Become a friend of the Buddhist Retreat Centre (a non-profit organisation) and find out more about the BRC's Paid-Up-Yogi and Sangha Friends’ projects which help to ensure the continuity of the Centre.
Thank you for the abundance that has flowed to the BRC in the form of Paid-Up-Yogis and Sangha Friends’ contributions which enabled us to complete major projects such as rethatching the library and studio roofs, repaving the entrance roads, refurbishing all the Lodge rooms and bathrooms and replacing all the beds. Thank you too for the plants, trees, books and photographs and bathroom accessories.
We are very touched by your appreciative letters, emails, support and friendship towards the BRC - your spiritual home from home.
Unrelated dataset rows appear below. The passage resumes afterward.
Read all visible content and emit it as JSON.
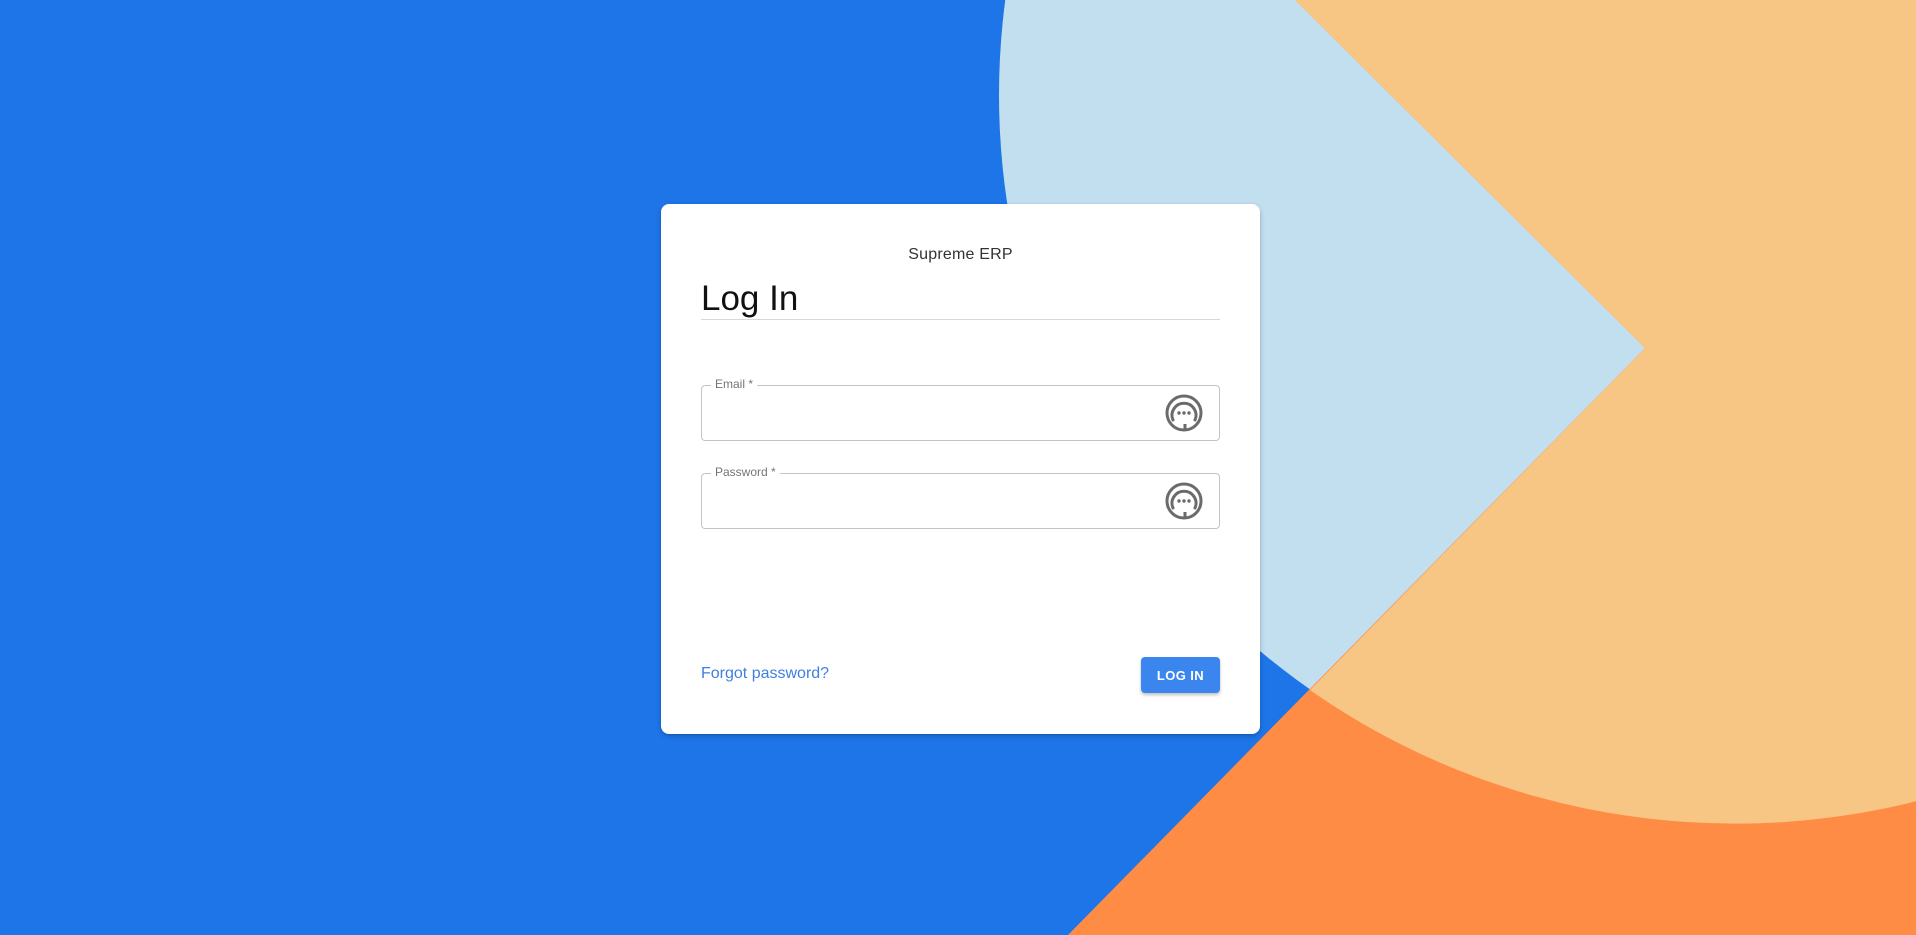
{
  "background": {
    "colors": {
      "blue": "#1d75e8",
      "light_blue": "#c2dff0",
      "peach": "#f7c684",
      "orange": "#ff8c44"
    }
  },
  "login_card": {
    "app_name": "Supreme ERP",
    "title": "Log In",
    "email": {
      "label": "Email *",
      "value": "",
      "icon": "password-manager-icon"
    },
    "password": {
      "label": "Password *",
      "value": "",
      "icon": "password-manager-icon"
    },
    "forgot_password_label": "Forgot password?",
    "login_button_label": "LOG IN",
    "accent_color": "#3a86ee"
  }
}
Visit our website for further information, directions, image gallery etc.
The email was sent to: